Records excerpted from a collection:
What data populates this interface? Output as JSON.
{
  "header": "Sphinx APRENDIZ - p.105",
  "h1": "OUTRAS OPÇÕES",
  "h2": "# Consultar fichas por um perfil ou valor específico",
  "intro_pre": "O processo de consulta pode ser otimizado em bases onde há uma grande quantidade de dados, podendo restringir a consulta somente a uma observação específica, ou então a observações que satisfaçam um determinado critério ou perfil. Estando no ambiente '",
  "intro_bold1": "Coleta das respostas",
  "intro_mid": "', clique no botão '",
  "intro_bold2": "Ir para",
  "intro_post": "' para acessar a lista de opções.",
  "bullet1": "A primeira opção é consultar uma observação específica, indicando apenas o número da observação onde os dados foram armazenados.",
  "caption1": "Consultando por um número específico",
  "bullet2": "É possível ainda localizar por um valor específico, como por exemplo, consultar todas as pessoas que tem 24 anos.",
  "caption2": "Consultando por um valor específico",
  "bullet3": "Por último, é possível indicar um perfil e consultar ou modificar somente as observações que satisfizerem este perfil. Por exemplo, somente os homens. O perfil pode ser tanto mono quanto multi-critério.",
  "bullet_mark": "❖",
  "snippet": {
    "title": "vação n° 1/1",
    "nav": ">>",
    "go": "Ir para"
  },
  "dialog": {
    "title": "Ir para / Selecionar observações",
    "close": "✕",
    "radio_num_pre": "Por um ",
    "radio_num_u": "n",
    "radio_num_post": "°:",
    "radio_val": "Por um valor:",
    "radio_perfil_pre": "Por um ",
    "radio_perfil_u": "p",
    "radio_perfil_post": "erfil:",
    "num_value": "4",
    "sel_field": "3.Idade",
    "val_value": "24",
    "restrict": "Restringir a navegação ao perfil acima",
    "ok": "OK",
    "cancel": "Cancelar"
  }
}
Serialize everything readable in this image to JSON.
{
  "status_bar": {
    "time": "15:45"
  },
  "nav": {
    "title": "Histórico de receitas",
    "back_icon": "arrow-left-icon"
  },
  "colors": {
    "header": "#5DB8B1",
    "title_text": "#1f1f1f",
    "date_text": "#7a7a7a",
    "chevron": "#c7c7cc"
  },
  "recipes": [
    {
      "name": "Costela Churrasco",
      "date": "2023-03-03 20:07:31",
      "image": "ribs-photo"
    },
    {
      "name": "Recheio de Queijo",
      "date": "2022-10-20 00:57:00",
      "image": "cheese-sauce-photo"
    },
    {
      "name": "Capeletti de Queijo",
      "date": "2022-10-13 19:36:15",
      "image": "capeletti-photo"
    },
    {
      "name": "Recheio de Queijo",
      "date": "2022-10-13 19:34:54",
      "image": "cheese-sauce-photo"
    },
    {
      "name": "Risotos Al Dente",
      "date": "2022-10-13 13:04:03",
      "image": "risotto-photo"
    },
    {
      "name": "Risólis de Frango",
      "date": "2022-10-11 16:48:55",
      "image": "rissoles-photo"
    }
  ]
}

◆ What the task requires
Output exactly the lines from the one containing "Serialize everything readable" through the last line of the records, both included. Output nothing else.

◆ Task result
Serialize everything readable in this image to JSON.
{
  "status_bar": {
    "time": "15:45"
  },
  "nav": {
    "title": "Histórico de receitas",
    "back_icon": "arrow-left-icon"
  },
  "colors": {
    "header": "#5DB8B1",
    "title_text": "#1f1f1f",
    "date_text": "#7a7a7a",
    "chevron": "#c7c7cc"
  },
  "recipes": [
    {
      "name": "Costela Churrasco",
      "date": "2023-03-03 20:07:31",
      "image": "ribs-photo"
    },
    {
      "name": "Recheio de Queijo",
      "date": "2022-10-20 00:57:00",
      "image": "cheese-sauce-photo"
    },
    {
      "name": "Capeletti de Queijo",
      "date": "2022-10-13 19:36:15",
      "image": "capeletti-photo"
    },
    {
      "name": "Recheio de Queijo",
      "date": "2022-10-13 19:34:54",
      "image": "cheese-sauce-photo"
    },
    {
      "name": "Risotos Al Dente",
      "date": "2022-10-13 13:04:03",
      "image": "risotto-photo"
    },
    {
      "name": "Risólis de Frango",
      "date": "2022-10-11 16:48:55",
      "image": "rissoles-photo"
    }
  ]
}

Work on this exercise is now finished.